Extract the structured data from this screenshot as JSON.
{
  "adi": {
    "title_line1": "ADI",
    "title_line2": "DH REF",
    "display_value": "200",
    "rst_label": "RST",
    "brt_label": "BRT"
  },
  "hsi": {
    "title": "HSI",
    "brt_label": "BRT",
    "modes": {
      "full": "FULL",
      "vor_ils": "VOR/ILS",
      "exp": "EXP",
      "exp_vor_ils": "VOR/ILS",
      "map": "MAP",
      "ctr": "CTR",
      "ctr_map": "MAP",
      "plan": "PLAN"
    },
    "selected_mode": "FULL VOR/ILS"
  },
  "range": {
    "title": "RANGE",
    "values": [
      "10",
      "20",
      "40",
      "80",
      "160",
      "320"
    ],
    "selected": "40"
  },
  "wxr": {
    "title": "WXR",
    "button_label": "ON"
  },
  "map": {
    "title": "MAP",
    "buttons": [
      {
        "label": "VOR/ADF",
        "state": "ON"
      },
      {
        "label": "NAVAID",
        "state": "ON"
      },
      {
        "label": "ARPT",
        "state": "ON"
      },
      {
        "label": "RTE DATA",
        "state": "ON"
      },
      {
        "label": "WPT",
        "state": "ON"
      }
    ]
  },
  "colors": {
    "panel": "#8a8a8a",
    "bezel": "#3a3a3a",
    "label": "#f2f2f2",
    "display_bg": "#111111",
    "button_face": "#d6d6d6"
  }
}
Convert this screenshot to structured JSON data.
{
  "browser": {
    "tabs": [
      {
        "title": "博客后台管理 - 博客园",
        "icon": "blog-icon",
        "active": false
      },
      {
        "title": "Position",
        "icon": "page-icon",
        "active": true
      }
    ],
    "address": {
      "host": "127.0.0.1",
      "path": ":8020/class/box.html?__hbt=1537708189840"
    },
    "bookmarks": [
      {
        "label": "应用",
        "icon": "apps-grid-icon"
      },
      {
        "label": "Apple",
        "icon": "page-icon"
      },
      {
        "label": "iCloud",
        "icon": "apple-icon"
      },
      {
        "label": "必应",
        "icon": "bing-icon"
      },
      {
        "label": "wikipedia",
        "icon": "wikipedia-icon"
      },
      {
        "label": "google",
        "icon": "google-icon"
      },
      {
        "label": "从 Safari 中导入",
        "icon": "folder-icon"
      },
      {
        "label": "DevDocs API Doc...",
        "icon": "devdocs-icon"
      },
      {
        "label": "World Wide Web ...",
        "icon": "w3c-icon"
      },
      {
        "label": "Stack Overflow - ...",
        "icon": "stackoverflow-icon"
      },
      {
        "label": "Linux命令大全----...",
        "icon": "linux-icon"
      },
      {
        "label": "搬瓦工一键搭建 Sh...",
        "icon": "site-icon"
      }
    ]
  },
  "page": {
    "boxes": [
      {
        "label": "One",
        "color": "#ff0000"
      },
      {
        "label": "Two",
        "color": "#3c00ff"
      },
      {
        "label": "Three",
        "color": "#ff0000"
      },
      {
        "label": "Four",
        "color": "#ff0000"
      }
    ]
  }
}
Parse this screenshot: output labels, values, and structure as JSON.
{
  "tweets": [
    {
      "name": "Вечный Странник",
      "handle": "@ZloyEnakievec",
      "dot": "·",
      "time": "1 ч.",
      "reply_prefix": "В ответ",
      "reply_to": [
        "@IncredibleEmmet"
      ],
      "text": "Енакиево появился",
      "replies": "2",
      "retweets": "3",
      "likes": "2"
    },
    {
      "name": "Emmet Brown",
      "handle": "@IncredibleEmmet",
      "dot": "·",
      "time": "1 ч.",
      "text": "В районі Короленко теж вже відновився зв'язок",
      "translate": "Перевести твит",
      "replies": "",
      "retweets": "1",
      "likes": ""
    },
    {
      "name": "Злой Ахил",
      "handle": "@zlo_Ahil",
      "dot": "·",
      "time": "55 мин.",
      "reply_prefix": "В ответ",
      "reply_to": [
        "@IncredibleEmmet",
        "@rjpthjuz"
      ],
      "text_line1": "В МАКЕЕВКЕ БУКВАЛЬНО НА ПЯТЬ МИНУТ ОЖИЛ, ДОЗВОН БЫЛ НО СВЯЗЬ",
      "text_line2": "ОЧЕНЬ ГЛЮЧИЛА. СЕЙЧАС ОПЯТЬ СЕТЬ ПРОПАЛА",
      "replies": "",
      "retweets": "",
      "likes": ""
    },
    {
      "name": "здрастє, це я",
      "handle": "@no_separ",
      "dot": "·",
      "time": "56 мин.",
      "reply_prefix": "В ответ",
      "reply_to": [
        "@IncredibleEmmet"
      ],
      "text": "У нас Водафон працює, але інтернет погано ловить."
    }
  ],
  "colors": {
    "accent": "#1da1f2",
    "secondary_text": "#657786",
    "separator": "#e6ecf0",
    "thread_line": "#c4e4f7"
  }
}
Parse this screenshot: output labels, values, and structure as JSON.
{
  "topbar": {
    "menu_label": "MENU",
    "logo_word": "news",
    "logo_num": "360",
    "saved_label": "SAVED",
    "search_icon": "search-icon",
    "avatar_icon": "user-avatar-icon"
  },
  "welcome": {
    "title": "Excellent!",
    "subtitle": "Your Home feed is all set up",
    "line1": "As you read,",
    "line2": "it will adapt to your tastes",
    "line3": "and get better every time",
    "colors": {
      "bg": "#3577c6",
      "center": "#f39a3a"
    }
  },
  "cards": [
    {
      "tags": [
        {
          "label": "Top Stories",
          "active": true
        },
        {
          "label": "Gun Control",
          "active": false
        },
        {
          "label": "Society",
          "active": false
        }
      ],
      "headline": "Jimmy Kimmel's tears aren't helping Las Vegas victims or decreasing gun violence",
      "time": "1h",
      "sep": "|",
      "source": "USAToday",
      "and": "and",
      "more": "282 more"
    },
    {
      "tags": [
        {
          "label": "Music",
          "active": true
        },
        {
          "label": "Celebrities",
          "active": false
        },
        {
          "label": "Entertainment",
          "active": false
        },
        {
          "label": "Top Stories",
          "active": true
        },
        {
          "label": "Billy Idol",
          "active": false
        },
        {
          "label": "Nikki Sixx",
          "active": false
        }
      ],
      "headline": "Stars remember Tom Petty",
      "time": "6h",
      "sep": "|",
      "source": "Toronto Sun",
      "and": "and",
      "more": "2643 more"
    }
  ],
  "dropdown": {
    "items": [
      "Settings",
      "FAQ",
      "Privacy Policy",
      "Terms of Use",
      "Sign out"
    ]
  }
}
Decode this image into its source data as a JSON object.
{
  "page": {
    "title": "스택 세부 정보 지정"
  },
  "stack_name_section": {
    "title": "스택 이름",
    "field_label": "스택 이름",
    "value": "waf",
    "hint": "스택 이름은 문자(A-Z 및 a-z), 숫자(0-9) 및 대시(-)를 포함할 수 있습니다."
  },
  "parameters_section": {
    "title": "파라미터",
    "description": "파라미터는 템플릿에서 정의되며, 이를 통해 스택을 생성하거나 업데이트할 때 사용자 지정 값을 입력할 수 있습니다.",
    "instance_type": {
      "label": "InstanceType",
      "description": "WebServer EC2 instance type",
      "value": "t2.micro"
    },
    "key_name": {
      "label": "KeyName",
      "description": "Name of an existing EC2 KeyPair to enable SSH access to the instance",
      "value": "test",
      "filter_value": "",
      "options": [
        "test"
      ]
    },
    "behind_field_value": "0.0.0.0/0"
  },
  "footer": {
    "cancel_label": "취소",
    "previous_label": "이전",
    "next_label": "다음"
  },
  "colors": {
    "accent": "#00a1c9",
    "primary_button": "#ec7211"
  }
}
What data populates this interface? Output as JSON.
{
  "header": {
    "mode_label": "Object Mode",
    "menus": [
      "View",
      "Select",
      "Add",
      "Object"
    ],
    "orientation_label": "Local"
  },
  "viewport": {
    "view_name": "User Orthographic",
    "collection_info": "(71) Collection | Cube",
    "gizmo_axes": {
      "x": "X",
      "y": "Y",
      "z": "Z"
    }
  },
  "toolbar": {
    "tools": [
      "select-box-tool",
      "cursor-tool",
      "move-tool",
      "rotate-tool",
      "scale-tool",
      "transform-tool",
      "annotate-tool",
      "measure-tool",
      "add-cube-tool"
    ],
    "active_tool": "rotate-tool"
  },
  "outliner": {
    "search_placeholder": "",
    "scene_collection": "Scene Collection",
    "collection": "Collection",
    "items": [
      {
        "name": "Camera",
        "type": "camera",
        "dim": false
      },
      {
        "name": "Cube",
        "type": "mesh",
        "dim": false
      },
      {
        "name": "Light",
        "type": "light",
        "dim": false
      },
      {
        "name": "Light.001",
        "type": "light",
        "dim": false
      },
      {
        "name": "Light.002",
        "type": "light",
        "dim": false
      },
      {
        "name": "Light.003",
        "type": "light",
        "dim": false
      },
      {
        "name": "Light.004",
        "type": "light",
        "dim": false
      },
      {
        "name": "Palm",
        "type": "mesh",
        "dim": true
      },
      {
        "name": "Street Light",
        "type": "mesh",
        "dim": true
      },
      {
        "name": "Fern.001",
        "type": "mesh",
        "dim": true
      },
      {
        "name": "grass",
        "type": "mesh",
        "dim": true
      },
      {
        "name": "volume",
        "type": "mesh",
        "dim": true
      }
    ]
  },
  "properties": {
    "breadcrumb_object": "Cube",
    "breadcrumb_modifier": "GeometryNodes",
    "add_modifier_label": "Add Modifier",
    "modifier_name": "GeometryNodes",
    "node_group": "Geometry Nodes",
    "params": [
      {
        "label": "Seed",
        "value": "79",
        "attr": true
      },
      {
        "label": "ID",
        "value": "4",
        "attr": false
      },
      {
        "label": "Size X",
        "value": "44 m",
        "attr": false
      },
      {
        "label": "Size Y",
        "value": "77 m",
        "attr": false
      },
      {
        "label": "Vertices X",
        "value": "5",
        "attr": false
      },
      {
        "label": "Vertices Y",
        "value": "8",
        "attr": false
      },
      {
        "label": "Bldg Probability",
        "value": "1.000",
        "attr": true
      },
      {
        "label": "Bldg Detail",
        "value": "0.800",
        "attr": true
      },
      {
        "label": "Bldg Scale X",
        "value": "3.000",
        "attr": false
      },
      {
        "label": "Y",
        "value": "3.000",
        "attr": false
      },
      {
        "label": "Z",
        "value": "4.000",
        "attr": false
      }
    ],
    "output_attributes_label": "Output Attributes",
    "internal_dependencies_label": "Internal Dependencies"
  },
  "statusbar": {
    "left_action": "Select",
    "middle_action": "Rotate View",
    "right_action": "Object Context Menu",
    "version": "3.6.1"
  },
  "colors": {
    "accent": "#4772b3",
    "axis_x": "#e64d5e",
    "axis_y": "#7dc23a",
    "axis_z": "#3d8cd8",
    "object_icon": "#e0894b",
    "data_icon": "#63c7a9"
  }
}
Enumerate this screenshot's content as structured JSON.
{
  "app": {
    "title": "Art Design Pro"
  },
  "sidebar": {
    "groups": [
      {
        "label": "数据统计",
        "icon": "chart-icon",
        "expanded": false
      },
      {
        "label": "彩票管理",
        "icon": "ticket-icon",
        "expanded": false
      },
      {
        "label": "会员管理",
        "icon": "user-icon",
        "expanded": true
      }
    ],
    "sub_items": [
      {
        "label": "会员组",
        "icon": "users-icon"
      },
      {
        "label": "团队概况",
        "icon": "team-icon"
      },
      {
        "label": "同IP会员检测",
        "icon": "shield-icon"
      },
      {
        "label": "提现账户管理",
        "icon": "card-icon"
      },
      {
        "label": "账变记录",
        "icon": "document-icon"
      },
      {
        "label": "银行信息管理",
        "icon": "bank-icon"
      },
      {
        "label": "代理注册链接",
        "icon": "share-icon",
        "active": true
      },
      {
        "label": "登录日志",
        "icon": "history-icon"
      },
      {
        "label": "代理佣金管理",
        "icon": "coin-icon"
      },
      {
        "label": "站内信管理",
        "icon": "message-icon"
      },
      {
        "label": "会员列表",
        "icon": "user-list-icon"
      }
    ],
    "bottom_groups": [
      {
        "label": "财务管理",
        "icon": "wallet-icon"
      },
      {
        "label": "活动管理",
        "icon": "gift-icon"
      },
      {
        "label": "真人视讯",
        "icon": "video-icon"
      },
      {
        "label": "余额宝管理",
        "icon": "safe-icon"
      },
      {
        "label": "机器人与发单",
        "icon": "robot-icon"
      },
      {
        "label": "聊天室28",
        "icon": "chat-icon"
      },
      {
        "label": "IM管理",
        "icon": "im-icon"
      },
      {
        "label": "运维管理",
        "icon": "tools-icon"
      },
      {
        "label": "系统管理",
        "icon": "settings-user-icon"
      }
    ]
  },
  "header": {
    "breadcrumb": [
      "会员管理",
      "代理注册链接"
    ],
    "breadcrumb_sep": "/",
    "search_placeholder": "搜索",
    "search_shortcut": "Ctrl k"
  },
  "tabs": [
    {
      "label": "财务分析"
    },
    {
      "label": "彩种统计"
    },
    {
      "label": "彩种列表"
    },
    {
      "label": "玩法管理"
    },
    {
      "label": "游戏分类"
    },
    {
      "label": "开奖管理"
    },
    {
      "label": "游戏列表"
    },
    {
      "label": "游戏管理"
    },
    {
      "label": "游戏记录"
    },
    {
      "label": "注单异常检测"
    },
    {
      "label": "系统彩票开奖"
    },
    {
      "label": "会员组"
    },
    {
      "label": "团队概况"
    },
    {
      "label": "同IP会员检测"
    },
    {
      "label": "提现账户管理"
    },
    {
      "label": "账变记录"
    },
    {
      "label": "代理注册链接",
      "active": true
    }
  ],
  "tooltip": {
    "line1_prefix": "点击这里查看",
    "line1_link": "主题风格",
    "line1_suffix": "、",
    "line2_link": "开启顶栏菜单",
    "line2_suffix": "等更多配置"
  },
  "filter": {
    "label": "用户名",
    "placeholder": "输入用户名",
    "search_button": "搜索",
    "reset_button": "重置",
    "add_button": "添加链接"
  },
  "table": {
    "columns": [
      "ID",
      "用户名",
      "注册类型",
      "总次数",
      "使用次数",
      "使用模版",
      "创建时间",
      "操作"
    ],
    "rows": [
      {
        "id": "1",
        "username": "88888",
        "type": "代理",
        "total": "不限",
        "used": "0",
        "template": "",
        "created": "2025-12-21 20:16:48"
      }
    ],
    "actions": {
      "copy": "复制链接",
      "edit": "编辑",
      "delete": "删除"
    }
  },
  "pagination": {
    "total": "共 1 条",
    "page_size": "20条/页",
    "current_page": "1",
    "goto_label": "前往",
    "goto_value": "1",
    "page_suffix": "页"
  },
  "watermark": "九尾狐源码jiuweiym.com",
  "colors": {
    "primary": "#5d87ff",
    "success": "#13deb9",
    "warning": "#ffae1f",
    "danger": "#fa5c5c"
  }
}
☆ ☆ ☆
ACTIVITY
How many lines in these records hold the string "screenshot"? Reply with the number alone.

RESULT
5